I received a phone call from one of my weight loss clients last night. She was irate about local talk show host Steve Corbett going on and on about consuming beer and wine and then having the nerve to talk about how healthy he eats and his current fitness level. I didn’t hear the show yesterday, actually I haven’t listened to the show in months, but I have heard him make similar comments in the past. Just for full disclosure, I happened to receive an email from Steve taking me to task about criticizing his negativity based talk show. He made some comments which demonstrated that either he didn’t read the entire posting(s) or Steve the writer and the master of single sentence paragraphs, has difficulty comprehending fully composed paragraphs.
But, I digress.
This particular client has encouraged me to write about alcohol consumption in the past. She has been upset by various programing that glorifies drinking while ignoring the deleterious effects of spirits on the human body. It is a topic that I always intend to write about, but other topics jump ahead to my attention. I apologize for the delay.
When it comes to weight loss and/or a fit and healthy life, alcohol has no place. There I said it! However, no matter how factual my statement is, I live in the real world and realize that, for whatever reason, people like to consume wine, beer or the harder stuff. When I make the statement I get the following questions:
- Do you drink? Yes, I do, on very rare occasion.

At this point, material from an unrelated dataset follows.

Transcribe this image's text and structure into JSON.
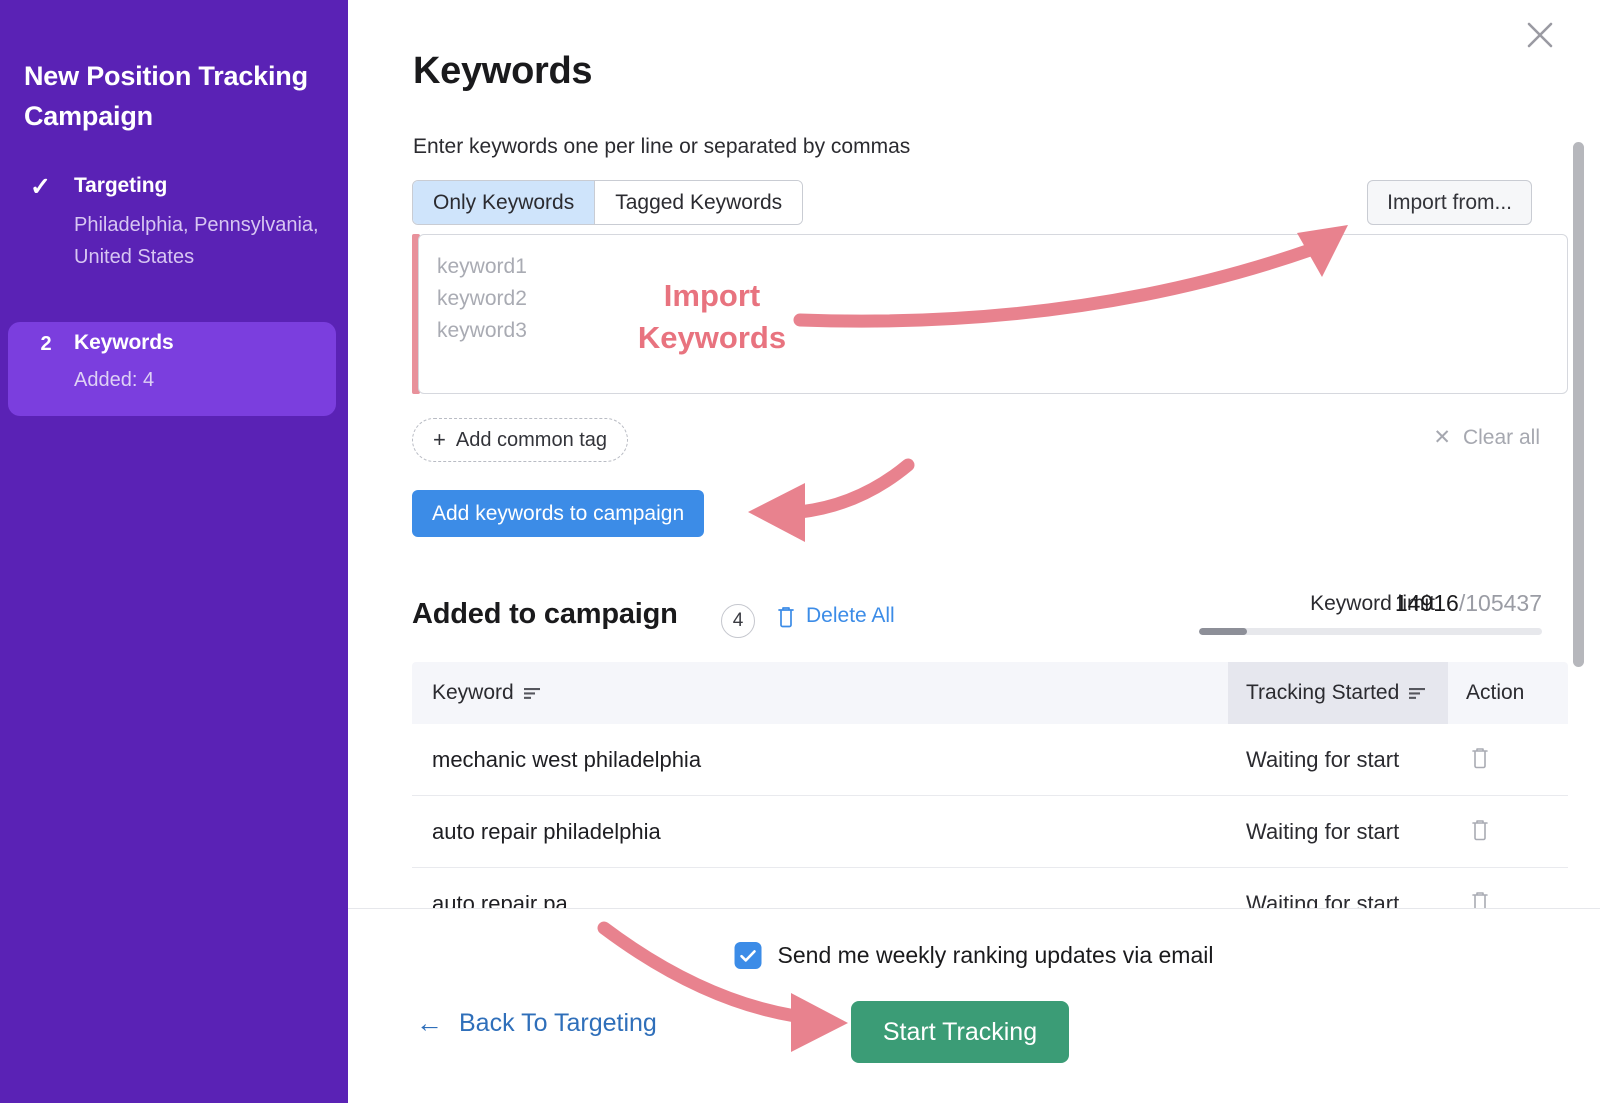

I think in the last year I may have had two mixed drinks, perhaps six or so beers and a few glasses of wine.
-What do you drink when you’re out? I usually have either unsweetened iced tea or water. I used to drink diet soda, but I have gotten away from artificial sweeteners. (More on that topic another posting.)

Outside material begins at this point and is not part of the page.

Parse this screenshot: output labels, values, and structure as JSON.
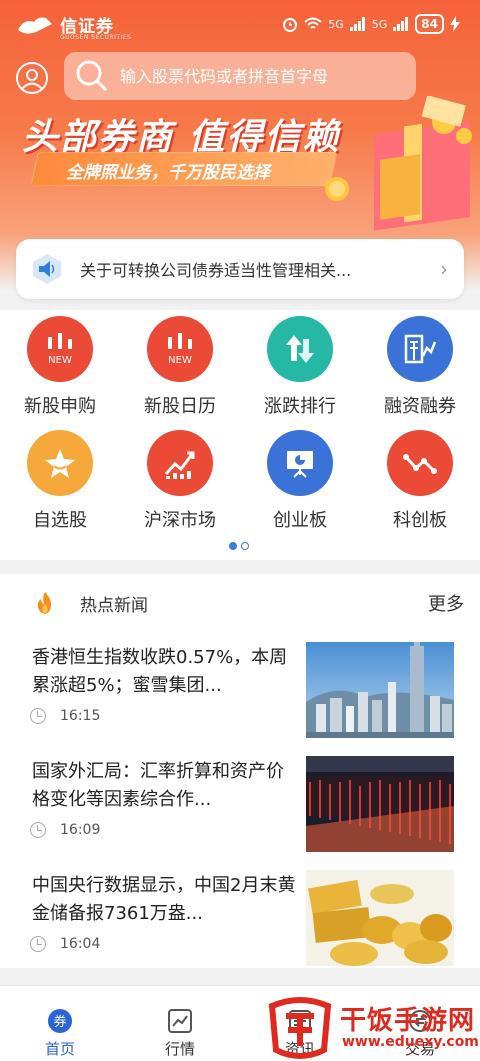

-What about the studies that claim alcohol has preventative properties? There is some research that infers that a glass of wine or a beer may be healthful, but in general, the negative effects far outweigh any possible benefit.
When people come to me for help I vigorously discourage any alcohol consumption for the first month or so. Alcohol is a system wide depressant. When you are trying to drop weight and get fit, one of your desires is to increase your metabolic rate. Well, isn’t it counterproductive to do all that work and put in all that effort just to counteract the effect by slowing your system with a drug? Don’t you want to shed sluggish feelings? If so, then simply stay away from booze.
Wine and beer are broken down into simple sugars. On a low carbohydrate eating regime what is the point of avoiding starchy foods if you are simply going to drink them? The other issue, especially when it comes to wine, is that few people ever has a single serving. I have heard the outrage. What do you mean? I only have a glass of wine each night? To that I answer; an average serving of wine is about four to five ounces, not a balloon goblet filled to the rim.
Your best bet is to avoid alcohol as part of your daily regime. Liquor is nutrient deficient, clouds the mind, makes one sluggish and will do nothing but hold you back from achieving your full fitness potential.
He is available to speak to any school, association or group. He will make himself available to any talk radio, internet podcasting or television outlet. He has appeared on Public Television WVIA’s State of Pennsylvania and Call the Doctor; 94.3 FM’s Tough Talk With Joe Peters; Lisa Davis’ Your health radio; Jimmy Moore’s Livin’ La Vida Low Carb podcast; Hank Garner’s Podcast among many personal speaking engagements.
- Alcohol risk (winebookclub.org)
- Does beer wine and a shot of whiskey have the same amount of alcohol (wiki.answers.com)